If it is true, as someone once said, that “laws and institutions must go hand in hand with the progress of the human mind,” that “as new discoveries are made, new truths disclosed, and opinions change with the change in circumstances, institutions must advance also, and keep pace with the times,” does it follow that we’re on the right path in asking that our 1987 Constitution deserves nothing else but a total overhaul to “keep pace with the times”?
Don’t ask lawyer Christian Monsod, one of the framers of the 1987 Constitution, that question. More than likely, he’ll tell you that our Constitution is not the problem, it’s part of the solution.
That‘s what he told the Senate committee on constitutional amendments that began discussions on the possibility of amending the charter.

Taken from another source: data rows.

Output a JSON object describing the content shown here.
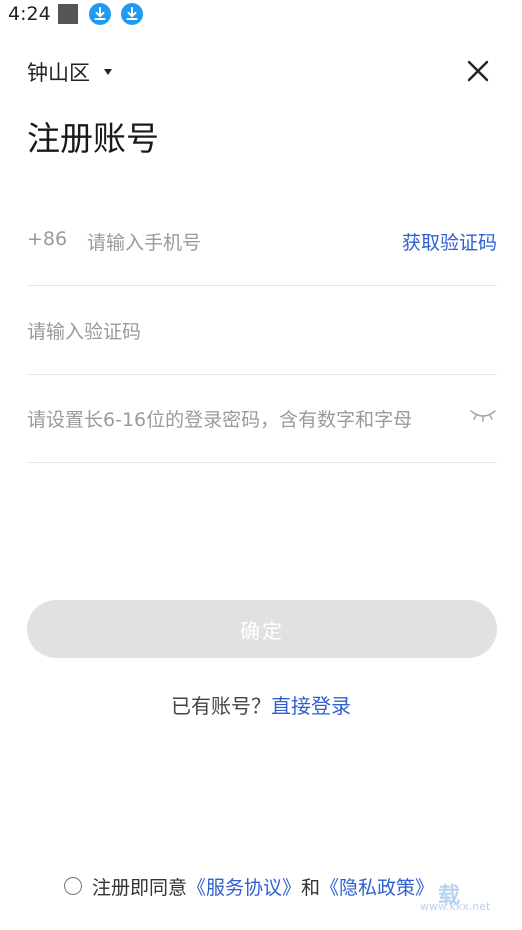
{
  "status_bar": {
    "time": "4:24"
  },
  "header": {
    "region": "钟山区",
    "title": "注册账号"
  },
  "form": {
    "country_code": "+86",
    "phone_placeholder": "请输入手机号",
    "get_code_label": "获取验证码",
    "code_placeholder": "请输入验证码",
    "password_placeholder": "请设置长6-16位的登录密码，含有数字和字母"
  },
  "actions": {
    "confirm_label": "确定",
    "have_account": "已有账号？",
    "login_link": "直接登录"
  },
  "agreement": {
    "prefix": "注册即同意",
    "service_link": "《服务协议》",
    "and": "和",
    "privacy_link": "《隐私政策》"
  },
  "watermark": {
    "big": "载",
    "site": "www.kkx.net"
  },
  "colors": {
    "accent": "#2f5fd0",
    "button_disabled": "#e1e1e1",
    "placeholder": "#9a9a9a",
    "download_icon": "#1e9bef"
  }
}
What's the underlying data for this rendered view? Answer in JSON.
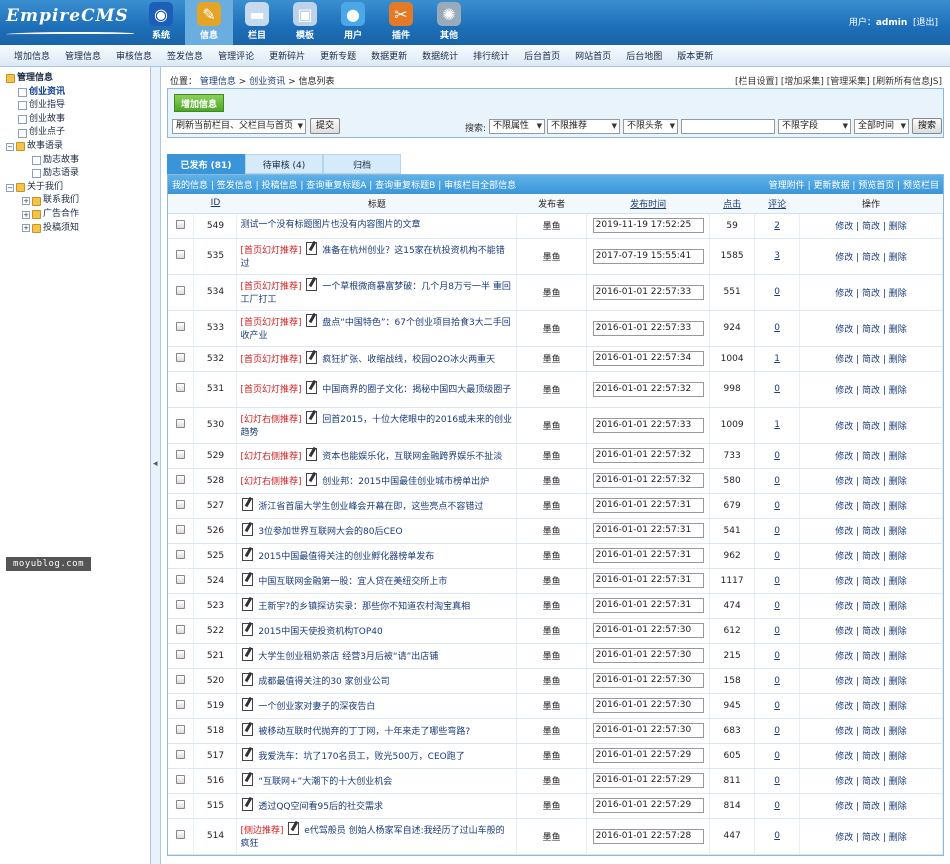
{
  "app": {
    "logo": "EmpireCMS"
  },
  "topnav": [
    {
      "label": "系统",
      "icon": "globe-icon"
    },
    {
      "label": "信息",
      "icon": "document-icon",
      "active": true
    },
    {
      "label": "栏目",
      "icon": "folder-icon"
    },
    {
      "label": "模板",
      "icon": "window-icon"
    },
    {
      "label": "用户",
      "icon": "user-icon"
    },
    {
      "label": "插件",
      "icon": "tools-icon"
    },
    {
      "label": "其他",
      "icon": "gear-icon"
    }
  ],
  "user": {
    "prefix": "用户：",
    "name": "admin",
    "logout": "[退出]"
  },
  "subnav": [
    "增加信息",
    "管理信息",
    "审核信息",
    "签发信息",
    "管理评论",
    "更新碎片",
    "更新专题",
    "数据更新",
    "数据统计",
    "排行统计",
    "后台首页",
    "网站首页",
    "后台地图",
    "版本更新"
  ],
  "sidebar": {
    "tree": [
      {
        "label": "管理信息",
        "level": 0,
        "type": "root"
      },
      {
        "label": "创业资讯",
        "level": 1,
        "type": "doc",
        "selected": true
      },
      {
        "label": "创业指导",
        "level": 1,
        "type": "doc"
      },
      {
        "label": "创业故事",
        "level": 1,
        "type": "doc"
      },
      {
        "label": "创业点子",
        "level": 1,
        "type": "doc"
      },
      {
        "label": "故事语录",
        "level": 0,
        "type": "open"
      },
      {
        "label": "励志故事",
        "level": 2,
        "type": "doc"
      },
      {
        "label": "励志语录",
        "level": 2,
        "type": "doc"
      },
      {
        "label": "关于我们",
        "level": 0,
        "type": "open"
      },
      {
        "label": "联系我们",
        "level": 1,
        "type": "closed"
      },
      {
        "label": "广告合作",
        "level": 1,
        "type": "closed"
      },
      {
        "label": "投稿须知",
        "level": 1,
        "type": "closed"
      }
    ]
  },
  "watermark": "moyublog.com",
  "breadcrumb": {
    "prefix": "位置：",
    "a": "管理信息",
    "sep": ">",
    "b": "创业资讯",
    "c": "信息列表"
  },
  "poslinks": "[栏目设置] [增加采集] [管理采集] [刷新所有信息JS]",
  "ops": {
    "add_label": "增加信息",
    "refresh_select": "刷新当前栏目、父栏目与首页",
    "submit_label": "提交",
    "search_label": "搜索:",
    "attr_select": "不限属性",
    "recommend_select": "不限推荐",
    "headline_select": "不限头条",
    "field_select": "不限字段",
    "time_select": "全部时间",
    "search_button": "搜索"
  },
  "tabs": [
    "已发布 (81)",
    "待审核 (4)",
    "归档"
  ],
  "gridbar": {
    "left": "我的信息 | 签发信息 | 投稿信息 | 查询重复标题A | 查询重复标题B | 审核栏目全部信息",
    "right": "管理附件 | 更新数据 | 预览首页 | 预览栏目"
  },
  "columns": [
    "ID",
    "标题",
    "发布者",
    "发布时间",
    "点击",
    "评论",
    "操作"
  ],
  "rows": [
    {
      "id": "549",
      "tag": "",
      "edit": false,
      "title": "测试一个没有标题图片也没有内容图片的文章",
      "author": "墨鱼",
      "time": "2019-11-19 17:52:25",
      "hits": "59",
      "comments": "2",
      "h": 25
    },
    {
      "id": "535",
      "tag": "[首页幻灯推荐]",
      "edit": true,
      "title": "准备在杭州创业？这15家在杭投资机构不能错过",
      "author": "墨鱼",
      "time": "2017-07-19 15:55:41",
      "hits": "1585",
      "comments": "3",
      "h": 36
    },
    {
      "id": "534",
      "tag": "[首页幻灯推荐]",
      "edit": true,
      "title": "一个草根微商暴富梦破：几个月8万亏一半 重回工厂打工",
      "author": "墨鱼",
      "time": "2016-01-01 22:57:33",
      "hits": "551",
      "comments": "0",
      "h": 36
    },
    {
      "id": "533",
      "tag": "[首页幻灯推荐]",
      "edit": true,
      "title": "盘点“中国特色”：67个创业项目拾食3大二手回收产业",
      "author": "墨鱼",
      "time": "2016-01-01 22:57:33",
      "hits": "924",
      "comments": "0",
      "h": 36
    },
    {
      "id": "532",
      "tag": "[首页幻灯推荐]",
      "edit": true,
      "title": "疯狂扩张、收缩战线，校园O2O冰火两重天",
      "author": "墨鱼",
      "time": "2016-01-01 22:57:34",
      "hits": "1004",
      "comments": "1",
      "h": 25
    },
    {
      "id": "531",
      "tag": "[首页幻灯推荐]",
      "edit": true,
      "title": "中国商界的圈子文化：揭秘中国四大最顶级圈子",
      "author": "墨鱼",
      "time": "2016-01-01 22:57:32",
      "hits": "998",
      "comments": "0",
      "h": 36
    },
    {
      "id": "530",
      "tag": "[幻灯右侧推荐]",
      "edit": true,
      "title": "回首2015，十位大佬眼中的2016或未来的创业趋势",
      "author": "墨鱼",
      "time": "2016-01-01 22:57:33",
      "hits": "1009",
      "comments": "1",
      "h": 36
    },
    {
      "id": "529",
      "tag": "[幻灯右侧推荐]",
      "edit": true,
      "title": "资本也能娱乐化，互联网金融跨界娱乐不扯淡",
      "author": "墨鱼",
      "time": "2016-01-01 22:57:32",
      "hits": "733",
      "comments": "0",
      "h": 25
    },
    {
      "id": "528",
      "tag": "[幻灯右侧推荐]",
      "edit": true,
      "title": "创业邦：2015中国最佳创业城市榜单出炉",
      "author": "墨鱼",
      "time": "2016-01-01 22:57:32",
      "hits": "580",
      "comments": "0",
      "h": 25
    },
    {
      "id": "527",
      "tag": "",
      "edit": true,
      "title": "浙江省首届大学生创业峰会开幕在即，这些亮点不容错过",
      "author": "墨鱼",
      "time": "2016-01-01 22:57:31",
      "hits": "679",
      "comments": "0",
      "h": 25
    },
    {
      "id": "526",
      "tag": "",
      "edit": true,
      "title": "3位参加世界互联网大会的80后CEO",
      "author": "墨鱼",
      "time": "2016-01-01 22:57:31",
      "hits": "541",
      "comments": "0",
      "h": 25
    },
    {
      "id": "525",
      "tag": "",
      "edit": true,
      "title": "2015中国最值得关注的创业孵化器榜单发布",
      "author": "墨鱼",
      "time": "2016-01-01 22:57:31",
      "hits": "962",
      "comments": "0",
      "h": 25
    },
    {
      "id": "524",
      "tag": "",
      "edit": true,
      "title": "中国互联网金融第一股：宜人贷在美纽交所上市",
      "author": "墨鱼",
      "time": "2016-01-01 22:57:31",
      "hits": "1117",
      "comments": "0",
      "h": 25
    },
    {
      "id": "523",
      "tag": "",
      "edit": true,
      "title": "王新宇?的乡镇探访实录：那些你不知道农村淘宝真相",
      "author": "墨鱼",
      "time": "2016-01-01 22:57:31",
      "hits": "474",
      "comments": "0",
      "h": 25
    },
    {
      "id": "522",
      "tag": "",
      "edit": true,
      "title": "2015中国天使投资机构TOP40",
      "author": "墨鱼",
      "time": "2016-01-01 22:57:30",
      "hits": "612",
      "comments": "0",
      "h": 25
    },
    {
      "id": "521",
      "tag": "",
      "edit": true,
      "title": "大学生创业租奶茶店 经营3月后被“请”出店铺",
      "author": "墨鱼",
      "time": "2016-01-01 22:57:30",
      "hits": "215",
      "comments": "0",
      "h": 25
    },
    {
      "id": "520",
      "tag": "",
      "edit": true,
      "title": "成都最值得关注的30 家创业公司",
      "author": "墨鱼",
      "time": "2016-01-01 22:57:30",
      "hits": "158",
      "comments": "0",
      "h": 25
    },
    {
      "id": "519",
      "tag": "",
      "edit": true,
      "title": "一个创业家对妻子的深夜告白",
      "author": "墨鱼",
      "time": "2016-01-01 22:57:30",
      "hits": "945",
      "comments": "0",
      "h": 25
    },
    {
      "id": "518",
      "tag": "",
      "edit": true,
      "title": "被移动互联时代抛弃的丁丁网，十年来走了哪些弯路?",
      "author": "墨鱼",
      "time": "2016-01-01 22:57:30",
      "hits": "683",
      "comments": "0",
      "h": 25
    },
    {
      "id": "517",
      "tag": "",
      "edit": true,
      "title": "我爱洗车：坑了170名员工，败光500万，CEO跑了",
      "author": "墨鱼",
      "time": "2016-01-01 22:57:29",
      "hits": "605",
      "comments": "0",
      "h": 25
    },
    {
      "id": "516",
      "tag": "",
      "edit": true,
      "title": "“互联网+”大潮下的十大创业机会",
      "author": "墨鱼",
      "time": "2016-01-01 22:57:29",
      "hits": "811",
      "comments": "0",
      "h": 25
    },
    {
      "id": "515",
      "tag": "",
      "edit": true,
      "title": "透过QQ空间看95后的社交需求",
      "author": "墨鱼",
      "time": "2016-01-01 22:57:29",
      "hits": "814",
      "comments": "0",
      "h": 25
    },
    {
      "id": "514",
      "tag": "[侧边推荐]",
      "edit": true,
      "title": "e代驾般员 创始人杨家军自述:我经历了过山车般的疯狂",
      "author": "墨鱼",
      "time": "2016-01-01 22:57:28",
      "hits": "447",
      "comments": "0",
      "h": 36
    }
  ],
  "row_ops": [
    "修改",
    "简改",
    "删除"
  ]
}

According to Monsod, the country has “largely failed in human development” not due to the Constitution, but rather because “we haven’t implemented it,” particularly the provisions on social justice and human rights.
“This is the Constitution that is blamed as the source of our problems today… In other words, ‘our problems today can all be traced to the Constitution,’ I don’t think that is logical,’” Monsod said during the hearing.
“I would argue instead that we have largely failed in human development not because of the Constitution, but because we haven’t implemented it, especially its provisions on social justice and human rights and local autonomy.”
Monsod said that there are three central themes of the 1987 Constitution: social justice and human rights with the poor as the center of development, prohibiting the return of authoritarianism in any form, and prohibiting foreign domination of the country’s economy.
“The inspiration of the 1987 Constitution was EDSA. But EDSA was more than the restoration of democracy through peaceful means, it was also the promise, especially to the poor, of a new social order with radical changes because our present social order is rooted in a feudalistic system of dynasties that has been impervious to change for generations,” Monsod said.
That was quite a mouthful to tell lawmakers, especially since the current head of the Senate Committee on Constitutional Amendments, who used to be an onscreen action star, isn’t exactly a role model for a law-abiding citizen, let alone an exemplar for the Filipino youth.
Monsod, however, clarifies that he is not against any amendment to the document, but even supports amendments to it, such as bloc voting for a presidential and vice presidential tandem, removal of the quasi-judicial functions of the Commission on Elections, amendments to the Judicial Bar and Council, and additional protection for the archipelagic character of Philippine territory.
What is he saying? Let us amend the 1987 Constitution to make it responsive to the times, but first, let us implement its key provisions in the proper way, not by ignoring them and even outrightly violating them at every opportunity.
While it is also true, as a sage once said, that “each generation has the right to choose for itself the form of government it believes best promotes its own happiness,” Charter change should be the product of sound and sensible arguments, not spur-of-the-moment decisions unsupported by careful reading of public sentiment and long-term national interest.